The report said by any standard, China`s economic performance over the last three decades has been impressive as GDP growth averaged 10 per cent a year, and over 500 million people were lifted out of poverty.

But at the same time China`s present growth model is unsustainable and has to undertake a host of structural reforms, Zoellick said. "Even if growth moderates, China is likely to become a high-income economy and the world`s largest economy before 2030, notwithstanding the fact that its per capita income would still be a fraction of the average in advanced economies," the report said.

"China has already achieved upper middle income status.
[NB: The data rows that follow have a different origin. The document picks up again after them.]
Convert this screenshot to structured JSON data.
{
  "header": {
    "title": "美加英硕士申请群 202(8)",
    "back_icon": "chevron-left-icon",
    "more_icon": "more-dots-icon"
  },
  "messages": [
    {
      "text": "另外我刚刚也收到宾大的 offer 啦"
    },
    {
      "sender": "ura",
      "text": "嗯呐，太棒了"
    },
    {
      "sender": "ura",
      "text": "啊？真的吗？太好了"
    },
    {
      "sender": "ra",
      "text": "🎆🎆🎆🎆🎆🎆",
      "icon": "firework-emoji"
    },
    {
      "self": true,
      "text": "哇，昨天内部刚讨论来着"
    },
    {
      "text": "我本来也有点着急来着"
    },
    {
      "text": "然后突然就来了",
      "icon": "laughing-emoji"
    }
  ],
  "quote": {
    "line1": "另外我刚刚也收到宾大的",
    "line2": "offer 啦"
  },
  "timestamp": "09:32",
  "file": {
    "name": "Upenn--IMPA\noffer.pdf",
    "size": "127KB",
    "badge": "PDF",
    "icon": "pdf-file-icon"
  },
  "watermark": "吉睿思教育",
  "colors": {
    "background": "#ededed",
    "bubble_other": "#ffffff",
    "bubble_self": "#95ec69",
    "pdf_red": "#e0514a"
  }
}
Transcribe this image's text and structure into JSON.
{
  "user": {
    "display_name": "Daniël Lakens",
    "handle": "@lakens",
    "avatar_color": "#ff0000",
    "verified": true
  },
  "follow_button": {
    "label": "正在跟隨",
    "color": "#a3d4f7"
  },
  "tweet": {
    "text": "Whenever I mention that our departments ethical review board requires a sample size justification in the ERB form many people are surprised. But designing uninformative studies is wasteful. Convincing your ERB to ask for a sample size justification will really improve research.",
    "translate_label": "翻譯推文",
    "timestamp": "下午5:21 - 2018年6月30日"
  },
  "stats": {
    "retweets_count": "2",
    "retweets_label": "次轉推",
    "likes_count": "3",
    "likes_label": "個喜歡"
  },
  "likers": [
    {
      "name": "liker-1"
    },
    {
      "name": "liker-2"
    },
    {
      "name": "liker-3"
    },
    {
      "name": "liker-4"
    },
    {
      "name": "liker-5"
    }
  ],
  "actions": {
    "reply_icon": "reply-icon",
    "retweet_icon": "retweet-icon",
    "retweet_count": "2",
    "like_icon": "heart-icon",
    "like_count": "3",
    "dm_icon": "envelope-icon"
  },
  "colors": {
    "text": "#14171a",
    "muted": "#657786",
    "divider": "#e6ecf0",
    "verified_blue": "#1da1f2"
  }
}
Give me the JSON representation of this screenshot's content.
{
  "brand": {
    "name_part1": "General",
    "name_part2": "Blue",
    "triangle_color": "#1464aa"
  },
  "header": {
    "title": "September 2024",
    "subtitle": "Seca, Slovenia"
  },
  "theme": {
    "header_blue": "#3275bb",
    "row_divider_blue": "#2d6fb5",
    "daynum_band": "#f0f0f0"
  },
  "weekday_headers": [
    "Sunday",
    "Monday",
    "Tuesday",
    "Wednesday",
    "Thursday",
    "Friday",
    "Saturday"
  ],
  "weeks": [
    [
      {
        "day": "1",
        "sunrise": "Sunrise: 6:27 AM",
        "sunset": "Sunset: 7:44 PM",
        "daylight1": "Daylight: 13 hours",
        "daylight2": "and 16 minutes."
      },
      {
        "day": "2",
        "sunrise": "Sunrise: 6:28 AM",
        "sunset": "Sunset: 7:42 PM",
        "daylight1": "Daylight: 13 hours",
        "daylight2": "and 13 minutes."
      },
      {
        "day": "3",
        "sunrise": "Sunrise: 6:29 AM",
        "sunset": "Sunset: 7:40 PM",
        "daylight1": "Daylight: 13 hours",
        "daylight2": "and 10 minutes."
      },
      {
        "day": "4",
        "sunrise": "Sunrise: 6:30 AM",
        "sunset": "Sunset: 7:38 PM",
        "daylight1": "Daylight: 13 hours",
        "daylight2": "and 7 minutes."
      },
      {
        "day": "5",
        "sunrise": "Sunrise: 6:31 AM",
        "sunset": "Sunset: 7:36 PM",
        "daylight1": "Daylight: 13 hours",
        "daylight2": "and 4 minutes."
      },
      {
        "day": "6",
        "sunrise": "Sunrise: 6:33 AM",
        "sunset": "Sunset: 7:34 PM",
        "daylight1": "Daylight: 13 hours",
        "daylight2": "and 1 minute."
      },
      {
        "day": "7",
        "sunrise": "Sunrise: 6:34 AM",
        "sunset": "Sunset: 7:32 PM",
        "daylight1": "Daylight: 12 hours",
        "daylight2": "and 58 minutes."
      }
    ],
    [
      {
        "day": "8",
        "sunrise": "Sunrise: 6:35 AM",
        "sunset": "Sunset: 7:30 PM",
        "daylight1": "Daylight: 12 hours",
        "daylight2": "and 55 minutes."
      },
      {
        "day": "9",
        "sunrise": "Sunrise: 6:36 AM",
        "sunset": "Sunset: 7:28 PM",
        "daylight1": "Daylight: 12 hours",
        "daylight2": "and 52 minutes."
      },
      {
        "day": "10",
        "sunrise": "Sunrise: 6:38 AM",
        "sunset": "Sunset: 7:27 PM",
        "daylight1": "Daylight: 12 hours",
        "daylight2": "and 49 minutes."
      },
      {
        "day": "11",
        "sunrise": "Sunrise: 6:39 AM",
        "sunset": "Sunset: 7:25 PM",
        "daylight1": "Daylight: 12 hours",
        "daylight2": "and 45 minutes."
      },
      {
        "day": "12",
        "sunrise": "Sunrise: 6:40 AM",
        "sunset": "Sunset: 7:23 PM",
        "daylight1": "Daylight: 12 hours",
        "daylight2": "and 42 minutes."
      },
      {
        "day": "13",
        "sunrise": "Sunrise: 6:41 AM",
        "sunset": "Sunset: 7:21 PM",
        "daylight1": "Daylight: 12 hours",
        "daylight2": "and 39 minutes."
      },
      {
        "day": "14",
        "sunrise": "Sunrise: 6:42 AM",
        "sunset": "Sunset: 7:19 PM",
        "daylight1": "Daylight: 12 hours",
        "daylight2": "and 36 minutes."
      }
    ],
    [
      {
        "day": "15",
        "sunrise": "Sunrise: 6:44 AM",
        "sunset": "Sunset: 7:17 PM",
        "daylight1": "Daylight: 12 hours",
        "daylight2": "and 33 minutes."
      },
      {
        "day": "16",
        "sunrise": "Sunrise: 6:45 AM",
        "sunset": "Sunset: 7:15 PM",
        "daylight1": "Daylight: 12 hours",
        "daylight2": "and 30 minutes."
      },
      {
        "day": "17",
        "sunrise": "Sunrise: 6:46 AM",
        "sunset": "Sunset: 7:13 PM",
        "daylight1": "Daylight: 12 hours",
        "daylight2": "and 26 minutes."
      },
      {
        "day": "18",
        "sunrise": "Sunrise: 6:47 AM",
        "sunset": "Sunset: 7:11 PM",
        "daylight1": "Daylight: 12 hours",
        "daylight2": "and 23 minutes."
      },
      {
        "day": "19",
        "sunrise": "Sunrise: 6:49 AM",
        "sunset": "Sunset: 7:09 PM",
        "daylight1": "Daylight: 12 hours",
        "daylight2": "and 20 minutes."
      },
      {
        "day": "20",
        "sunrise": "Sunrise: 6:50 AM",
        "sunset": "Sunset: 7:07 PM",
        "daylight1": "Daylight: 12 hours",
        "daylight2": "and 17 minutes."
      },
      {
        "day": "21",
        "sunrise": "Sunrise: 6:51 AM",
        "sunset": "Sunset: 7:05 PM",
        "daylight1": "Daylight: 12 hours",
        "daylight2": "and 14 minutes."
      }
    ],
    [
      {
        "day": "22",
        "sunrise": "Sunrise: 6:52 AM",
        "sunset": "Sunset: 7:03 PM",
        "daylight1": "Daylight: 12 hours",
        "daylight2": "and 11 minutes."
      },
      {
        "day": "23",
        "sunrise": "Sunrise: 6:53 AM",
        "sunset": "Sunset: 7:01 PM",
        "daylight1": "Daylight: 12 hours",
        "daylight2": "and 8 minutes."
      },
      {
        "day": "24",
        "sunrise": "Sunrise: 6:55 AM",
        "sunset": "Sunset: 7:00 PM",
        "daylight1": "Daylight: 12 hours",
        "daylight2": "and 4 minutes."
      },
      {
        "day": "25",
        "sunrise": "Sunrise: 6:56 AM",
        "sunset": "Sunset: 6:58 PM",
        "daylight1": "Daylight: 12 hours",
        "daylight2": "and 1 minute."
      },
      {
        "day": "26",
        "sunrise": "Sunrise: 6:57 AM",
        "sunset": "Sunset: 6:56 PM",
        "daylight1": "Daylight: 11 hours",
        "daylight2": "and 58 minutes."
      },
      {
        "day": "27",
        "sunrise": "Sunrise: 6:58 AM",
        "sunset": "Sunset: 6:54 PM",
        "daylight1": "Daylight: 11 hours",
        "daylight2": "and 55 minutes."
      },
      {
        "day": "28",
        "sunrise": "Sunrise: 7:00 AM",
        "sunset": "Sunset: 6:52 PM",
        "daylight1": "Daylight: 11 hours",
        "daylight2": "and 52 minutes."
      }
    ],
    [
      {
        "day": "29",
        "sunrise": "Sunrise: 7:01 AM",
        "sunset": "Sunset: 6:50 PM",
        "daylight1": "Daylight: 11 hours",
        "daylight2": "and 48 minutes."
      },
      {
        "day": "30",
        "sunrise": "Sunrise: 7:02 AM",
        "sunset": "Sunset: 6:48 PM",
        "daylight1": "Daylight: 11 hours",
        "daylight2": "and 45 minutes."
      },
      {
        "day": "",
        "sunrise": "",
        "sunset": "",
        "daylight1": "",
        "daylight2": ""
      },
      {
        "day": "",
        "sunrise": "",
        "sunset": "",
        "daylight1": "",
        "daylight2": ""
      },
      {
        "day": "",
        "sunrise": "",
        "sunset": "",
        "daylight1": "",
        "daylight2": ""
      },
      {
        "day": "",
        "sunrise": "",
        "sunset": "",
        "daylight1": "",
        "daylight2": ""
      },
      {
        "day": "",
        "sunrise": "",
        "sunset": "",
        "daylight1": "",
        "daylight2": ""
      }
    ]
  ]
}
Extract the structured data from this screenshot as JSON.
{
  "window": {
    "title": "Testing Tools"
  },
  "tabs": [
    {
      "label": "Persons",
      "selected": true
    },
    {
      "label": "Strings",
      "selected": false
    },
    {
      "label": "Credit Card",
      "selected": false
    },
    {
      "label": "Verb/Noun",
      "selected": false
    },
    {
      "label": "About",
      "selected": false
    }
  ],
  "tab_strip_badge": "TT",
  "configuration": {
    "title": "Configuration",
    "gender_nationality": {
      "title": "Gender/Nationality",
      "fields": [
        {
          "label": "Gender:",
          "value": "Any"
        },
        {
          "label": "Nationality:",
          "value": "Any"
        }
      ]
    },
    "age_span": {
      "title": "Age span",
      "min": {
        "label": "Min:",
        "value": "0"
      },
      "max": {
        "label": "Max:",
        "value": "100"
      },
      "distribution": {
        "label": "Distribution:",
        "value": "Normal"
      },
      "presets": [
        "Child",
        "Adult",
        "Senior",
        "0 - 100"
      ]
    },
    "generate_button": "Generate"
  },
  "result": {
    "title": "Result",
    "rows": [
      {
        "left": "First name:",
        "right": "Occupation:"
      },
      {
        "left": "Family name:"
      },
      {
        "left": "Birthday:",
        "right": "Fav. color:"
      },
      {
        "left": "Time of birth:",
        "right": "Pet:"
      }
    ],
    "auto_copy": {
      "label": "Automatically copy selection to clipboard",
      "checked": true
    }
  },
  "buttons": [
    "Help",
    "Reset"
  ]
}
If the country reaches USD 16,000 of income per person by 2030, up from today`s approximately USD 5,000, then China will have an economy equivalent to adding 15 of today`s South Koreas," he said.

He said China faces challenges that are special to its circumstances, which included the leadership change as President Hu Jintao and Premier Wen Jiabao were set to retire by this year.

Summing up the report on behalf of the World Bank, Vikram Nehru, former Chief Economist for the East Asia and Pacific Region of the Bank told the conference that Chinese economy has reached yet another "turning point" in its history requiring a fundamental shift.

"After 30 years of near 10 per cent growth on average China has reached another turning point when a second strategic and no less fundamental shift is called for", Nehru who along with top Chinese officials prepared the report after one and half years of study said.

The report focused on how China can achieve its vision of becoming a modern, harmonious and creative high income society, he said. "If it were to become a high income society 2030, it would become the world`s largest economy at market exchange rates. It will be more complex, more market driven, knowledge driven and oriented more towards services," Nehru said.

Zoellick said the report was also relevant not only to China but also middle income countries. "This is a report that raises difficult questions. It focuses on the central policy challenges that China, and other upper middle income countries, will need to confront", he said.

The Asian giant must overhaul its economy to avoid a sudden slowdown in growth, such as scaling back its vast and powerful state-owned enterprises and breaking up monopolies in strategic sectors, the analysts said.